(NEXSTAR) — NASA shared a stunning new photo of a galaxy far, far away. (It’s 130 million light years away, to be more precise.)
The galaxy is being called NGC 5728 – a clunky name for something the European Space Agency described as an “elegant, luminous, barred spiral galaxy.”
The galaxy was seen by one of the Hubble Space Telescope’s cameras that is “extremely sensitive” to both visible and infrared light, the ESA said. (The telescope is a joint effort between America’s NASA and the European Space Agency.)
“Therefore, it beautifully captures the regions of NGC 5728 that are emitting light at those wavelengths. However, there are many other types of light that galaxies such as NGC 5728 emit, which WFC3 can’t see.”
What we can’t see on camera is just how energetic this galaxy really is.

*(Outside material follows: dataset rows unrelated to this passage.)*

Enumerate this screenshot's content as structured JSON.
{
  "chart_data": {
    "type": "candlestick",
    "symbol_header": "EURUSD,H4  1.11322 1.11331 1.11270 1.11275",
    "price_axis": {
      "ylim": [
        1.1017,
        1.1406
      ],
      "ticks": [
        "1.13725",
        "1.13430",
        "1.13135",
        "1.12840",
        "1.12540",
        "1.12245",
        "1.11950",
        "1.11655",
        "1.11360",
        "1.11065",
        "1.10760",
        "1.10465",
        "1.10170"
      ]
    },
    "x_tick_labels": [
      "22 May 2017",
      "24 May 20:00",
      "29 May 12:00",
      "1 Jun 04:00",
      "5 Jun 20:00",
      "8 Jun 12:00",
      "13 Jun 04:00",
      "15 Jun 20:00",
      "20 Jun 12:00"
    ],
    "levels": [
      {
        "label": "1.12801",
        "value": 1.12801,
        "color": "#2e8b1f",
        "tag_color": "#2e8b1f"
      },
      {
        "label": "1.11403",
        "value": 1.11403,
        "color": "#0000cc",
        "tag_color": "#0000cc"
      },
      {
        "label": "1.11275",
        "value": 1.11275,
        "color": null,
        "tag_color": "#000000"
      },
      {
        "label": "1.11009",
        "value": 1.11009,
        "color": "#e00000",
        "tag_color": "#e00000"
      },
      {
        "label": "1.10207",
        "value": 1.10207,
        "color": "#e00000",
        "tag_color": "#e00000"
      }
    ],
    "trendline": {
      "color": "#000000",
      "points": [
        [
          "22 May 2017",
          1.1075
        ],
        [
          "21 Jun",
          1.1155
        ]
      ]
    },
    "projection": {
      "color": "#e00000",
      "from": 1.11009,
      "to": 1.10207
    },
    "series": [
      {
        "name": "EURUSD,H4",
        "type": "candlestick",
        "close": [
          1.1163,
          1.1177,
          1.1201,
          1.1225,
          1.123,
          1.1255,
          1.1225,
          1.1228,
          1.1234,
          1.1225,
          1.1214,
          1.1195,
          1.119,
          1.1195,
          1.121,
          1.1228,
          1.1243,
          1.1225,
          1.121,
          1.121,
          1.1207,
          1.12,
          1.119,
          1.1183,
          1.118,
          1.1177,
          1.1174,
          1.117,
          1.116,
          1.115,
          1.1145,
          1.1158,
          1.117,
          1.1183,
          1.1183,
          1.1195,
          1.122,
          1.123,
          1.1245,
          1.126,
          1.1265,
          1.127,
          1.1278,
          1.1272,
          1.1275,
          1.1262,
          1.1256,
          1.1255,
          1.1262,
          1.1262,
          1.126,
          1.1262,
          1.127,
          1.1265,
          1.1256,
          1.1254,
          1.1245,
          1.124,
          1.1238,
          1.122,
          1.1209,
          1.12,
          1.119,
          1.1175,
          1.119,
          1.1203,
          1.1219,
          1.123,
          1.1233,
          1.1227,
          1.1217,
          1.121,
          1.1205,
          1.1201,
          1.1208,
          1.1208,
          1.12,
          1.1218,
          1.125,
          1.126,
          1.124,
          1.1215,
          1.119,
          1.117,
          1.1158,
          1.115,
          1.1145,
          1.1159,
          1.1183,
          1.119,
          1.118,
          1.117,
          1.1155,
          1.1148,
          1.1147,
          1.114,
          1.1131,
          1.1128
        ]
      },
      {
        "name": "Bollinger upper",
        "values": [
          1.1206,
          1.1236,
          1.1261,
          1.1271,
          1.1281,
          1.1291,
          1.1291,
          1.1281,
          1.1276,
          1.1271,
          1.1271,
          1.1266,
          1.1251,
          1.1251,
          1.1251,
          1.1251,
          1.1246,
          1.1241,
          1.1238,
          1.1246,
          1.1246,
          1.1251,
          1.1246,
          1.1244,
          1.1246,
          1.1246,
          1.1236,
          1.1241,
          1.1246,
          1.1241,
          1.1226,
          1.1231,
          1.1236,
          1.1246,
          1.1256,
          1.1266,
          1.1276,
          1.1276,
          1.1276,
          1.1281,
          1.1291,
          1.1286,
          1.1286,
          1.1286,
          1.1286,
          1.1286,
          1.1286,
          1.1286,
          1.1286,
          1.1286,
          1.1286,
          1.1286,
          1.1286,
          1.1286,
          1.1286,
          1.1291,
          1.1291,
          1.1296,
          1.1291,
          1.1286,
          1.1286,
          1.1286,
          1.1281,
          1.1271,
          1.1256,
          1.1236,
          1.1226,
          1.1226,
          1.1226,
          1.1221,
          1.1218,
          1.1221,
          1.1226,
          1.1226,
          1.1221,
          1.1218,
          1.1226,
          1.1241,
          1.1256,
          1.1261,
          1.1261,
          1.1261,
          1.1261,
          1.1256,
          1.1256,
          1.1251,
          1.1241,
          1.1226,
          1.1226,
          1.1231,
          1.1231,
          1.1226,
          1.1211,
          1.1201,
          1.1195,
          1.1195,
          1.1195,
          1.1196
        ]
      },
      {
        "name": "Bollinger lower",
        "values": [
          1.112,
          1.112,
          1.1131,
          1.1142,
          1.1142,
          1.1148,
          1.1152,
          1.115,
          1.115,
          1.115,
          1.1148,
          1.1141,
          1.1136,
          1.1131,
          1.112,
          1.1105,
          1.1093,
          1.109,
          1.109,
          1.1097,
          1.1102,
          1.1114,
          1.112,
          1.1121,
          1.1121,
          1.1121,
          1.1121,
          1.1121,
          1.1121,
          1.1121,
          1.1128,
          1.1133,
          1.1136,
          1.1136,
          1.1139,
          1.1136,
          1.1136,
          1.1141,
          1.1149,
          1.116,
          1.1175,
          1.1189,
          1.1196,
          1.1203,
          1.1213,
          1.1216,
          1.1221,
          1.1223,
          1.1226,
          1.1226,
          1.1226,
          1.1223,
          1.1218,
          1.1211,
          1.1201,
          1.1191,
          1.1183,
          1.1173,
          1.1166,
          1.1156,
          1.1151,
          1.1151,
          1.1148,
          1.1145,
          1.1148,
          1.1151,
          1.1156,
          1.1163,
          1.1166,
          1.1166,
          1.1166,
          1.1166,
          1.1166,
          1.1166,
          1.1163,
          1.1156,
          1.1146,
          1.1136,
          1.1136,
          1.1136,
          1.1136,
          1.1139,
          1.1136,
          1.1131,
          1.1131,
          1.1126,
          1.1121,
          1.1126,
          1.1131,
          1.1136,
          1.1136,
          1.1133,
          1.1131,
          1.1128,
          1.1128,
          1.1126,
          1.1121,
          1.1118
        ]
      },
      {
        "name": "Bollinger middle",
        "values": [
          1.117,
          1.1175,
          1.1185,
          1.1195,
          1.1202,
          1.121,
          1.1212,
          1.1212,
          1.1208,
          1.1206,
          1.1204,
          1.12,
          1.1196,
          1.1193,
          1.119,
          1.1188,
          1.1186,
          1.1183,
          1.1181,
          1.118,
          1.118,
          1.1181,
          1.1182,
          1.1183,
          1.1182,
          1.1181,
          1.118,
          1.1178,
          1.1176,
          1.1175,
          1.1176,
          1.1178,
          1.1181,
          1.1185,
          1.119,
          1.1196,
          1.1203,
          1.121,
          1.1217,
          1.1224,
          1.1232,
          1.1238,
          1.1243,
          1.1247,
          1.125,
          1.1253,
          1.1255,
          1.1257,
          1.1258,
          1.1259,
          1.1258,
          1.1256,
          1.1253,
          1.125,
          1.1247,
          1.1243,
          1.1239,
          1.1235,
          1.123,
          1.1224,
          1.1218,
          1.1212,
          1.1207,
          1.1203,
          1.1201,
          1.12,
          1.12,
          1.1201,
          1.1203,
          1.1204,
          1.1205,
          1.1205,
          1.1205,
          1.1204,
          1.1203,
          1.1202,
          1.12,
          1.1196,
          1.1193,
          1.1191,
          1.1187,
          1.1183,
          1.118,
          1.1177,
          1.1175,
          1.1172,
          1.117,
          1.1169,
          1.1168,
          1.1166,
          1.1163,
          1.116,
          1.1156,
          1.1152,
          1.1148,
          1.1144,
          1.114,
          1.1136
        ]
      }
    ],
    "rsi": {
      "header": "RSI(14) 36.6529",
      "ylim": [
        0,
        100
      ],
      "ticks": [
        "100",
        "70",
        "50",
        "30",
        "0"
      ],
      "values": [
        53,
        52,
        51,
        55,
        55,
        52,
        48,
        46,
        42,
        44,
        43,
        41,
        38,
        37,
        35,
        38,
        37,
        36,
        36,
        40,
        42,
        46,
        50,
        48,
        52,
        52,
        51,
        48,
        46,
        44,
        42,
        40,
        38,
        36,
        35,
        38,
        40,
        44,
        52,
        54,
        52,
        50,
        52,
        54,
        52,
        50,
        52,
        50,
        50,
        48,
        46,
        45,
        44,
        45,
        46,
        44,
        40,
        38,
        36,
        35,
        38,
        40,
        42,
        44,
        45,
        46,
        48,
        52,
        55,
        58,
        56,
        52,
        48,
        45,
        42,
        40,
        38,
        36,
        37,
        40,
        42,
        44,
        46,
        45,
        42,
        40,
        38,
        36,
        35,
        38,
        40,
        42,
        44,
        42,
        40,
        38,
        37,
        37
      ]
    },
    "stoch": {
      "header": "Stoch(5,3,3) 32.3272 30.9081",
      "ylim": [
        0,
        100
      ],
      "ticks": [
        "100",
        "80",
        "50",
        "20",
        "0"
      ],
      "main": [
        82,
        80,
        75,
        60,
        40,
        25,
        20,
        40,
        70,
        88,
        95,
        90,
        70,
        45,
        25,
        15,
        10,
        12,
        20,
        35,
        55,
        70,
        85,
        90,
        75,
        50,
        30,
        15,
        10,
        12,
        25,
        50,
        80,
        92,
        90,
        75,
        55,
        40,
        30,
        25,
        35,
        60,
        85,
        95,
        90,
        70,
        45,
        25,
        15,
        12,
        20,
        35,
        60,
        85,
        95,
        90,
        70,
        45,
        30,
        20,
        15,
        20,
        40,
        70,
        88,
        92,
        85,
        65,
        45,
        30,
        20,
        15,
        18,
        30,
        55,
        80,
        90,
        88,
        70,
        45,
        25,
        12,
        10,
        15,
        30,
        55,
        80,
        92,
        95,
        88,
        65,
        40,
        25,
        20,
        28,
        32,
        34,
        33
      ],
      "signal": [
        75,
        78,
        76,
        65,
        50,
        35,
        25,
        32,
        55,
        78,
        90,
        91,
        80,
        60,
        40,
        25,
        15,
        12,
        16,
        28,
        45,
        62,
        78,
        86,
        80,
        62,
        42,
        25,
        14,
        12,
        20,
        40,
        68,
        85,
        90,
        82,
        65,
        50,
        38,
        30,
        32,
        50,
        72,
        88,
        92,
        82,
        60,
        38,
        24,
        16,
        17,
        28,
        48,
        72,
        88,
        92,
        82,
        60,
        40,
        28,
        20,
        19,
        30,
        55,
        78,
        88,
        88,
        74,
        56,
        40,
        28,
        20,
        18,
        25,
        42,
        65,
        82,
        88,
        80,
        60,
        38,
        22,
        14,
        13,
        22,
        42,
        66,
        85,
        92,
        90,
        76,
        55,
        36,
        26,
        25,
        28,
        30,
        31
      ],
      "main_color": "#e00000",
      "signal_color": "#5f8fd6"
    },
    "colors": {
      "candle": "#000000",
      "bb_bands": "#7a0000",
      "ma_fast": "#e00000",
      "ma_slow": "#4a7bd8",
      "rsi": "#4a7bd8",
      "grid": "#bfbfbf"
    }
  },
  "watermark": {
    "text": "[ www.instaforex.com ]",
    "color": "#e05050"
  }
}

Here’s where things get a bit complicated for non-space nerds. Scientists believe NGC 5728 is something called a “Seyfert galaxy,” powered by an active core that makes it “monumentally energetic.” Other energetic galaxy cores emit so much radioactive energy, it makes it practically impossible to observe the galaxy surrounding them. That’s what makes this galaxy stand out – it’s emitting light that’s visible and recordable, as seen in the photo.
The ESA admitted the galaxy’s core might be emitting even more light, but the Hubble camera isn’t sensitive to it, which makes this galaxy “more than meets the eye.”